copper beeches, Horningsham road to Centre Parcs, Evening 21st July 2014

copper beeches, Horningsham road to Centre Parcs, Evening 21st July 2014 too much daylight

copper beeches, Horningsham road to Centre Parcs, Evening 21st July 2014
too much daylight

I have been looking out for, but not seeing, holly and beech trees dying – until this year.

I think their die-off has for some reason kicked in about 2 years later than the ash, oak, willow, horse chestnut & cherry. I have both holly and beech in the garden and so have been able to watch mature versions closely. This year I have to acknowledge “my” beech has got something going wrong with it, the holly not yet.

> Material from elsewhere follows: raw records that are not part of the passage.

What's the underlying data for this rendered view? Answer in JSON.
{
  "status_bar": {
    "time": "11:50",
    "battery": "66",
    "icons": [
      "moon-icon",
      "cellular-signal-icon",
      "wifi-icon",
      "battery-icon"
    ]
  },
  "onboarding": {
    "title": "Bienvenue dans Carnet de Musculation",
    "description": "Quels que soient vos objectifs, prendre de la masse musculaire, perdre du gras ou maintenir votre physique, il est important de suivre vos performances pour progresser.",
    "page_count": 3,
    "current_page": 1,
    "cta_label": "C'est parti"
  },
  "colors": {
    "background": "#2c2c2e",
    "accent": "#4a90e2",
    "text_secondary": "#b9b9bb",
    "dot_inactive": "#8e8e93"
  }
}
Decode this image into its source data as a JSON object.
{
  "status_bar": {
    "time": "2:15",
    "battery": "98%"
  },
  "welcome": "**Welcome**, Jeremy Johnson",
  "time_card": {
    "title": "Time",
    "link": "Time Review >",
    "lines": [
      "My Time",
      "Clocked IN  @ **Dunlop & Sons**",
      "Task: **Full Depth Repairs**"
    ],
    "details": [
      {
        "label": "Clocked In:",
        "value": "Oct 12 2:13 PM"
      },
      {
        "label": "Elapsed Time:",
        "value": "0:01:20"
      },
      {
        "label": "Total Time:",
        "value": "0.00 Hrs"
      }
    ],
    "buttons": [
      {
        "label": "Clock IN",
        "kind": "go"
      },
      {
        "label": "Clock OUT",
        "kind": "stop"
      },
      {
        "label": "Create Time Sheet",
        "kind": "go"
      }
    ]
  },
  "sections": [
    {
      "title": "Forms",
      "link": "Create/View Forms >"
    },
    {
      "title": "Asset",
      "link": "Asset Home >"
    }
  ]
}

Where to find clearly sick beech to check? On the road from Centre Parcs down into Horningsham, there are many mature copper beech in early stages of the sickness, and they are the ones that flagged up to me that mass tree death includes beech. They are interspersed there with healthy ones with dense foliage so you can compare. (I’m guessing that estate managers for such places are going to be more interested in saving “their” trees as assets than farmers).

Some instances of pollarding seem to have rejuvenated (temporarily?) the ash trees at the Standerwick market site. On the post for oak I also put a picture of an oak that I guess was cut back more because of the danger its dead branches posed for dropping on the road, but the remaining stump on the advanced stage sick tree has leafed up vigorously.

I don’t have local photos for holly yet but when I had to take a roadworks diversion down a country lane (maybe Pound Lane, shown) in Dorset last week,mature holly trees dying that’s when I first saw many clearly dying mature holly. Closer to home, I have now also seen some smaller holly : on the main road thro Chapmanslade, near the school.

Almost all the mass tree death trees exhibit the same : diminished leaf quantity, in an all-over-the-tree manner, not starting at the top or something like that. Horse chestnut exhibits differently with the leaves turning crispy orange brown, but on a full set of foliage.

This year what is new, after 3 years watching, is the sudden die off of a few branches which have leafed up this year, on sycamores. You can seeĀ  a bright brown patch of the dead leaves within otherwise green summer foliage. So these are areas of the tree that did leaf up this spring but have died in the past few weeks and the dead leaves are still there, not blown off. It looks the way the tree would if someone had broken those few branches and damaged the branches directly, but they are upright, not hanging down because broken, and they are often at the top in an inaccessible place, and not near the road where a truck would whack them. I’m guessing that the tree, already weakened by disease over a couple of years, then faced with extremely hot dry summer period, is unable to sustain part of this year’s growth. Like over-reaching itself given the root resources.

mass tree death 2

mass tree death